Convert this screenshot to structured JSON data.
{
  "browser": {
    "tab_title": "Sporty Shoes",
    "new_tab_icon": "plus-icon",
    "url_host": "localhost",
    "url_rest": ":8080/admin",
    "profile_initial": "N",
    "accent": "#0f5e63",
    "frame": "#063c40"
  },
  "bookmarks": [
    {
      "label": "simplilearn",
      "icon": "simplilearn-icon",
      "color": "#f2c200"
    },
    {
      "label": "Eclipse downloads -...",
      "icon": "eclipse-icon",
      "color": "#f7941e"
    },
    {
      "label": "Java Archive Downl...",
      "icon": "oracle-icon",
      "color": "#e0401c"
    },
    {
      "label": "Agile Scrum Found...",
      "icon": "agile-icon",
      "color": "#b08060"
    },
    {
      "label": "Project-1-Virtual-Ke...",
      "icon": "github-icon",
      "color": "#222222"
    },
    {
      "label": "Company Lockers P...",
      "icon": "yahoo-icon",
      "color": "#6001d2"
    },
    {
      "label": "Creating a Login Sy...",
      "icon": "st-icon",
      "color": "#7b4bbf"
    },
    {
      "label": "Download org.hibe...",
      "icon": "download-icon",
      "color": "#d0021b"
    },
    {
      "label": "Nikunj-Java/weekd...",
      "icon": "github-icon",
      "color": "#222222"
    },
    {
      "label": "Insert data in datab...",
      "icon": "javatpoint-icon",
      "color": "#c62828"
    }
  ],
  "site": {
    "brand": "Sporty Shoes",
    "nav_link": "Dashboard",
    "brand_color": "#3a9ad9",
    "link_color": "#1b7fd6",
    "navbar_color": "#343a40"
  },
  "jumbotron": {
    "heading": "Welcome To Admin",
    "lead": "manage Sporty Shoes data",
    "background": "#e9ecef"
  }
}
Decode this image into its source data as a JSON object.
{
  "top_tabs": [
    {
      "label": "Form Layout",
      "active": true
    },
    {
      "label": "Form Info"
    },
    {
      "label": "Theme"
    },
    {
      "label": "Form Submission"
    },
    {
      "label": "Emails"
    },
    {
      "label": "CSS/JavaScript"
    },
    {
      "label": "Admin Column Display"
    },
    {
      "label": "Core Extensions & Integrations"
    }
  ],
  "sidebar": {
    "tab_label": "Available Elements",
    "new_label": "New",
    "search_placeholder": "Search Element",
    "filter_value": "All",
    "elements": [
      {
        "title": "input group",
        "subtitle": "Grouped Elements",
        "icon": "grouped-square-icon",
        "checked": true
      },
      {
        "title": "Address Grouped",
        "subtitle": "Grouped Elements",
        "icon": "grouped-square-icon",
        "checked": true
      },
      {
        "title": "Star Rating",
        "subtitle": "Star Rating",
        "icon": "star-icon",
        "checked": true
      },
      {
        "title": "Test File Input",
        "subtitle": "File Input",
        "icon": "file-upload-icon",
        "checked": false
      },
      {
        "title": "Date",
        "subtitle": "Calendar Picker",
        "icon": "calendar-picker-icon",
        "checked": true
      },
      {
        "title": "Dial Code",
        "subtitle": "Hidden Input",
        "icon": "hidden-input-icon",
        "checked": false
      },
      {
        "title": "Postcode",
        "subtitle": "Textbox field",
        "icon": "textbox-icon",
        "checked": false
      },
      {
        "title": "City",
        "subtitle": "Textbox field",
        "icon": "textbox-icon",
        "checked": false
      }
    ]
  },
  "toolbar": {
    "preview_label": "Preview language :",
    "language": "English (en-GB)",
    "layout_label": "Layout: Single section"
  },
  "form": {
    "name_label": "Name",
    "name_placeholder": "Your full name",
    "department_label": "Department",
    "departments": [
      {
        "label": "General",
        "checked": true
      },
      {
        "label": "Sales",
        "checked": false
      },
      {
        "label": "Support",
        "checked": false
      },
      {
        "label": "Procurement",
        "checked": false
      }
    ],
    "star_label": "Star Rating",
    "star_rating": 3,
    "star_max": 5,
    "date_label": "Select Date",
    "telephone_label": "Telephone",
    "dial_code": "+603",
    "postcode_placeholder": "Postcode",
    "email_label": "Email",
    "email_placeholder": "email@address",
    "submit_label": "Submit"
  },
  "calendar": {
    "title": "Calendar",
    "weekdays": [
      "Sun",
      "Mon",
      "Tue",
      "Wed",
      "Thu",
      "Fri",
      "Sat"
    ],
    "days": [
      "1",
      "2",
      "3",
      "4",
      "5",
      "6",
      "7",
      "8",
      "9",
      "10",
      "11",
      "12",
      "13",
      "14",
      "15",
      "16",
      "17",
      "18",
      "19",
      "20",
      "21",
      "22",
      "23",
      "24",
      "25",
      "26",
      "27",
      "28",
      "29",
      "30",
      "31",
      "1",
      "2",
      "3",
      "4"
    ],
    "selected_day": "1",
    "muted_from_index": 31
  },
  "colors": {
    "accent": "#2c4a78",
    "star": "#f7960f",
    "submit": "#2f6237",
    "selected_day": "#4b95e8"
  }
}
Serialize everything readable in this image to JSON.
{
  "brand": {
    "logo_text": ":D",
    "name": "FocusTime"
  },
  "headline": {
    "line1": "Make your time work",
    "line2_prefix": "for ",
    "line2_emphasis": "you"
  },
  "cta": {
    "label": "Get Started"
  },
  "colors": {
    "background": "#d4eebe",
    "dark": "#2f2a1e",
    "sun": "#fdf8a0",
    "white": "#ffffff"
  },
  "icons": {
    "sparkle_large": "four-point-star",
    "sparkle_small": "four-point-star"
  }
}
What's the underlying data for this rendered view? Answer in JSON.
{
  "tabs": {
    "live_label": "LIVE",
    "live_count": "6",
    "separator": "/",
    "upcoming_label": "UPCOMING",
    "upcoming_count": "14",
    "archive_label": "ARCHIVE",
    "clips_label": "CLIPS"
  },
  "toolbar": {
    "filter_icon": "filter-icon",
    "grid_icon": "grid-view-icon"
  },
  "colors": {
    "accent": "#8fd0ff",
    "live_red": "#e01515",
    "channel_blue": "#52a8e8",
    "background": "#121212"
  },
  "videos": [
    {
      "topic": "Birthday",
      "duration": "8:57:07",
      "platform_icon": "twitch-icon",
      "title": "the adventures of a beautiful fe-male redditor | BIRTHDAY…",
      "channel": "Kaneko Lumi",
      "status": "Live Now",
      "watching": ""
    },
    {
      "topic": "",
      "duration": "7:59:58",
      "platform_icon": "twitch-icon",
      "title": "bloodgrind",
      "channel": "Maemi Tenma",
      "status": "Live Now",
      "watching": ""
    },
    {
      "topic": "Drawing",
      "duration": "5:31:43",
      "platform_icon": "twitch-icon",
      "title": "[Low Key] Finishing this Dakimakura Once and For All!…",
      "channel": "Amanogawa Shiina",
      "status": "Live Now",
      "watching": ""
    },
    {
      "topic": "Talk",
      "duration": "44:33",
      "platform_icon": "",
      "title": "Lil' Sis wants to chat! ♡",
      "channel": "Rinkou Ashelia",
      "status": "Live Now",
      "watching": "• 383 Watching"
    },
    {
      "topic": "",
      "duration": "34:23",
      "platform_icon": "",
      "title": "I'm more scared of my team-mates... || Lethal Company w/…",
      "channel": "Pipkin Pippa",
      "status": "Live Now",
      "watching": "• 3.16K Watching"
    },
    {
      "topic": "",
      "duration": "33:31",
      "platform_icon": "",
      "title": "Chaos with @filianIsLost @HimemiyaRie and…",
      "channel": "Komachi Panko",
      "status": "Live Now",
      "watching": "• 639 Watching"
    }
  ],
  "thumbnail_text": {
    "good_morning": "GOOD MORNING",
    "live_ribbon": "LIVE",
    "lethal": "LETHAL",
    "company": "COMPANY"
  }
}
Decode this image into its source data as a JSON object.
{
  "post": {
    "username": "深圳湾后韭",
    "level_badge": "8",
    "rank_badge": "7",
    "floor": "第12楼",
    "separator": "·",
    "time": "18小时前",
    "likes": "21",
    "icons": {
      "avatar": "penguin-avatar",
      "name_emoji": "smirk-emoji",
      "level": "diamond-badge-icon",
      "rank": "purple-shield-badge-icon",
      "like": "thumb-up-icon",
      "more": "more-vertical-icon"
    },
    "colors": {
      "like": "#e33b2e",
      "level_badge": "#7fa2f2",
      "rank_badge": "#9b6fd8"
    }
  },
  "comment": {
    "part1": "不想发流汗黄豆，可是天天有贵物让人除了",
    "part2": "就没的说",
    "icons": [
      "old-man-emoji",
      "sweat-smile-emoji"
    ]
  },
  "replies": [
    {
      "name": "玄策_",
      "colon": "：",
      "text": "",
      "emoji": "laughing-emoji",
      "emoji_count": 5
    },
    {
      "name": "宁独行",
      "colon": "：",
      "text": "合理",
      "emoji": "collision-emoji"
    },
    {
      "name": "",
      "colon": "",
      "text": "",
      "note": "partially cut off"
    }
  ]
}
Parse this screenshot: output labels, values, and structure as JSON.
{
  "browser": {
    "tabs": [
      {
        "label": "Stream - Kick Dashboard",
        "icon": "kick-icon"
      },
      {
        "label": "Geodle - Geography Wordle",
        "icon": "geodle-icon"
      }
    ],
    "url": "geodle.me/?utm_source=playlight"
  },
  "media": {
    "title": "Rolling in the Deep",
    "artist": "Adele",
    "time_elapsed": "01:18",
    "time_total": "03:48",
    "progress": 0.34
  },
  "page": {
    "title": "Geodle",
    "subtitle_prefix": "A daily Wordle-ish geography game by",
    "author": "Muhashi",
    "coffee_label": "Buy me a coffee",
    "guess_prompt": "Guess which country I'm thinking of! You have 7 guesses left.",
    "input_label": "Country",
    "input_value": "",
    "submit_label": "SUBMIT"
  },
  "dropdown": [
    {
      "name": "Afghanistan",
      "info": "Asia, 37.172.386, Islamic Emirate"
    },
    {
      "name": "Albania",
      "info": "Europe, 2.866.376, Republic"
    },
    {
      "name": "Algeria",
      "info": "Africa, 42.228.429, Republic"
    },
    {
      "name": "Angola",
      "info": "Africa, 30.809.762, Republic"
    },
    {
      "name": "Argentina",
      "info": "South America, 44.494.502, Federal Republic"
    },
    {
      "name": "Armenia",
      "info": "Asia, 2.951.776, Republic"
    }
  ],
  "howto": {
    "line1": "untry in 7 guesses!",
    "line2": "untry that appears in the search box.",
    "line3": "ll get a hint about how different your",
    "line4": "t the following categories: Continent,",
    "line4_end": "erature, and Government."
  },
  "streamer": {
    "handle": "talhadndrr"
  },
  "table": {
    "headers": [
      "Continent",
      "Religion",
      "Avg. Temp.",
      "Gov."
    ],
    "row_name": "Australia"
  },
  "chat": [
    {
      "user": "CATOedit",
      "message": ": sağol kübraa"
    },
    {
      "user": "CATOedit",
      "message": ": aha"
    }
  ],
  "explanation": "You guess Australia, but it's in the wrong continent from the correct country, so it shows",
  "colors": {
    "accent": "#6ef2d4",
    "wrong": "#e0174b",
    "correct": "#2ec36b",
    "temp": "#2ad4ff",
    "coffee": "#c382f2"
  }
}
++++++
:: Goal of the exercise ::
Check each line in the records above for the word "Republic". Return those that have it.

:: Task result ::
      "info": "Europe, 2.866.376, Republic"
      "info": "Africa, 42.228.429, Republic"
      "info": "Africa, 30.809.762, Republic"
      "info": "South America, 44.494.502, Federal Republic"
      "info": "Asia, 2.951.776, Republic"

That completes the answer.